But at a deeper level, it’s time we stopped hanging our hopes and fears about church growth on our ministries with children and youth. Our paid staff, Sunday school teachers, VBS volunteers, and other lay volunteers have one job: to teach the faith in age-appropriate ways. When we expect them to grow the church for us (which is really what we mean when we say, we have to have great programs in order to grow) we set them up to fail because we are holding them accountable for something that’s not on their “job description.” That’s a surefire way to burn people out: make them responsible for something that’s out of their control.
Earlier this month, the Session wrapped up our congregational discernment process. The Session adopted five goals to strive for in the coming four years. You can read them in the @First, on the screen in the south hallway, and elsewhere. One of them is, “The congregation, staff, session and ministry teams will focus on evangelism and church growth.” Henceforth, the burden of growth will be a shared burden. And that’s the way it is, really. Think of Paul’s metaphor for the church as a body. Bodies don’t grow because one body part is forcing all the other parts to grow. No, bodies grow when each part functions well and grows in proportion to its inner capacity for growth.
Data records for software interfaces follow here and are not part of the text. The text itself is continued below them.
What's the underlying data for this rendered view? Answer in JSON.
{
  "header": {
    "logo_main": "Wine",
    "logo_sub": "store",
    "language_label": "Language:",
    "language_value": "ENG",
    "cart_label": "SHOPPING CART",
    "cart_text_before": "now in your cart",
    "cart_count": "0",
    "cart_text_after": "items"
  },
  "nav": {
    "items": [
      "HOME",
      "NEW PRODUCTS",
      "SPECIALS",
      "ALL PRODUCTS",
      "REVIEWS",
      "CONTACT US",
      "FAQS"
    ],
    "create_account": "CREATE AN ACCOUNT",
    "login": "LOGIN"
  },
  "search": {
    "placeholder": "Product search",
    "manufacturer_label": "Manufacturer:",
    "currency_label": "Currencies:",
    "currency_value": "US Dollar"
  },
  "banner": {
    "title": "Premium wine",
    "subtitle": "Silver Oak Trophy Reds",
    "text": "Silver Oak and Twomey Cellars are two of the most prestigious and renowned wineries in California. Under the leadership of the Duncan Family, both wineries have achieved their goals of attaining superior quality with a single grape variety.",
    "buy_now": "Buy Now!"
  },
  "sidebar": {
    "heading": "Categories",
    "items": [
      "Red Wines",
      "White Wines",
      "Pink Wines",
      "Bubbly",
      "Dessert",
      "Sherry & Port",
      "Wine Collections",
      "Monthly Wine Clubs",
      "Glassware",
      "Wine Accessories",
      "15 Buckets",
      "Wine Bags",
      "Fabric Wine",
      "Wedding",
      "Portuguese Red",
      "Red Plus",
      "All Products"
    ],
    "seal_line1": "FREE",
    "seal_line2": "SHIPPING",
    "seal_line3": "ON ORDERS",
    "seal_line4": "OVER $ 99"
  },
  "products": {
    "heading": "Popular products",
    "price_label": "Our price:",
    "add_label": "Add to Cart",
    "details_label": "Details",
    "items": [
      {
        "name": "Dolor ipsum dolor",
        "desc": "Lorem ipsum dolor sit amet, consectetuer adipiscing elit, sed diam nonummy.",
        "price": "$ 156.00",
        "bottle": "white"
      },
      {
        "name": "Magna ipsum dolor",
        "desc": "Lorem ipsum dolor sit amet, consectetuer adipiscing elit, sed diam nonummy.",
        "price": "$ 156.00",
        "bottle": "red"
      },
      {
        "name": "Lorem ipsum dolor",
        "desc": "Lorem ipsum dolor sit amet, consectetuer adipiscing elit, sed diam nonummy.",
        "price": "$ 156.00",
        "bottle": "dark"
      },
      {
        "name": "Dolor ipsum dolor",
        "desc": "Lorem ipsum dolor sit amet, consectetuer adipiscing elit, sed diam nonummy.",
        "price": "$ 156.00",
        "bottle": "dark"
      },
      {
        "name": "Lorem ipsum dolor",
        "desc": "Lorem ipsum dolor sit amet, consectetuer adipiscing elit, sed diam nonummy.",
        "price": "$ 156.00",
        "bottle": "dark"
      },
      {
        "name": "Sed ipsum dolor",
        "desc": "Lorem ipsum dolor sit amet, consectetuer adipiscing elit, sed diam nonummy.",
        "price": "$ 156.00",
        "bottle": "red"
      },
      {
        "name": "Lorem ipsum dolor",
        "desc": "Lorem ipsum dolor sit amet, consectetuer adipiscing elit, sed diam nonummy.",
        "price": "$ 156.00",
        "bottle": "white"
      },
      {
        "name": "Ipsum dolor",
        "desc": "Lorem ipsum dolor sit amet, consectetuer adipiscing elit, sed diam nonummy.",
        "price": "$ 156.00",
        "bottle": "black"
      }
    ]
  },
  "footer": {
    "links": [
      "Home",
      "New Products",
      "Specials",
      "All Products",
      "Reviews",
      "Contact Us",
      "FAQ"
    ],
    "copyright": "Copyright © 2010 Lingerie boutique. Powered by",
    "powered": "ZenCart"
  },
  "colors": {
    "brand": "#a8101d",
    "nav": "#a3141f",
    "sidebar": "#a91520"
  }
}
Put differently, the church doesn’t need great programs to grow. The church needs you to grow. The church will grow when you grow. When you take a leap of faith, the church will grow. When the words “I’m sorry,” or “I forgive you” come to your lips just a little bit faster than you used to, the church will grow. When you live a little more generously, whether it’s increasing your pledge for 2020 or volunteering a little bit more of your time, the church will grow. When you pause and give thanks a little more frequently than you used to, feel a little more joy and a little less resentment than you used to, the church will grow. The church will grow because people will see the joy and the faith and the mercy that filling up in your heart and spilling over into the world, and they will ask you what your secret is, and you will say, “Christ and his Church.”
“Nope, not me!” you’re thinking. “I’m a Presbyterian. I know better than to talk about politics or religion in polite company.” That’s what Jeremiah said. “I’m just a boy! I can’t speak truth to power!” But God always calls unqualified people to God’s ministry tasks. God called a virgin named Mary to give birth to the Son of God. God called a murderer named Moses to be Israel’s great lawgiver. And God may yet call someone as unqualified as you, an introverted Presbyterian who would no more wear your faith on your sleeve than wear white after Labor Day to be the catalyst for a great revival in faith. And understand: God operates this way so that God, not proud human beings, get the glory. So when the church grows, we won’t look back and say, “Yeah, that four year plan was well-crafted!” We’ll look back and say, “That was a God thing.”
And people will start coming, and pretty soon, we will have a whole crop of kids who don’t know the Father, Son, and Holy Spirit from Shadrach, Meshach, and Abednego, and you’ll say, “Mercy, that can’t be!” And there will be more Christian education classes and events and more volunteers, but the programs, note well, will follow the growth, and are the effect of growth. They aren’t the cause. The God who has a pre-existing claim on our lives is the cause. So relax, First Presbyterian Church. Like the flowers you planted in the garden this spring, put down roots, turn your face to the Sun, and you and your offspring will grow into the being and doing for which God has destined you.